Date Thesis Awarded


Access Type

Honors Thesis -- Access Restricted On-Campus Only

Degree Name

Bachelors of Science (BS)




Jonathan D. Allen

Committee Members

Margaret Somosi Saha

S. Laurie Sanderson

Deborah K. Steinberg


Broadcast spawning is a common reproductive strategy in marine environments. While there are many advantages to this mode of reproduction, it has the drawback of leaving offspring exposed to environmental fluctuations. To study the effects of temperature and salinity fluctuations on development, I fertilized eggs of three different echinoid echinoderm species (Strongylocentrotus droebachiensis, Echinarachinus parma, and Lytechinus variegatus) under a range of conditions. In all three species, a novel response of embryonic twinning was seen under at least one combination of environmental conditions. Twinning percentages were variable among the three species with E. parma having the highest frequency. Significant variation in twinning frequency was also observed within species. In the most extreme cases up to 28% of embryos in a single treatment were observed to twin. To see how twinning affected development, we followed replicate pairs of E. parma larvae that were derived from twinning events. Twins were measured and compared to untwinned siblings. Overall, twins grew at a slower rate than untwinned siblings.
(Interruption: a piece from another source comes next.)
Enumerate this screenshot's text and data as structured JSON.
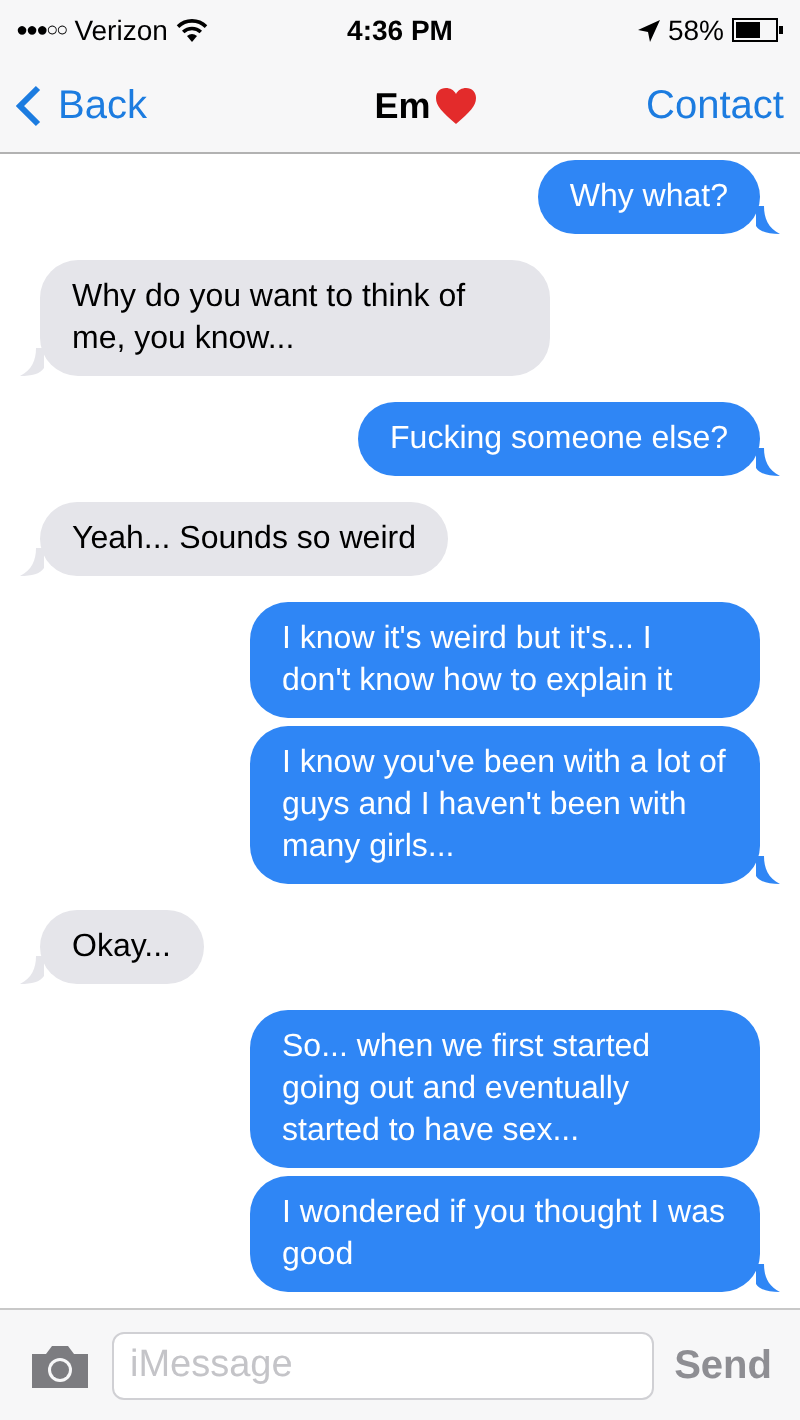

In addition to reduced growth rates, twins were also delayed in reaching subsequent developmental stages. Other novel developmental abnormalities were observed in this study. Delay of hatching was seen frequently in E. parma embryos that had been exposed to reduced salinity and increased temperature. Prior to my study, environmentally cued hatching had been described in every deuterostome phyla except for echinoderms. The observation that it also occurs in echinoderms was an unexpected outcome. Normal hatching occurs at the blastula stage in echinoderms, but some embryos delayed hatching until shortly after gastrulation while others were four-arm larvae before hatching. The production of multiples and delays in hatching are both previously undocumented responses to environmental stress and their consequences for coastal populations should be explored further. Understanding how embryos and larvae respond to changes in temperature and salinity can help explain how these species persist in variable habitats and also how they may respond to future effects of climate change.

Creative Commons License

Creative Commons License
This work is licensed under a Creative Commons Attribution-Noncommercial-No Derivative Works 3.0 License.


Thesis is part of Honors ETD pilot project, 2008-2013. Migrated from Dspace in 2016.

On-Campus Access Only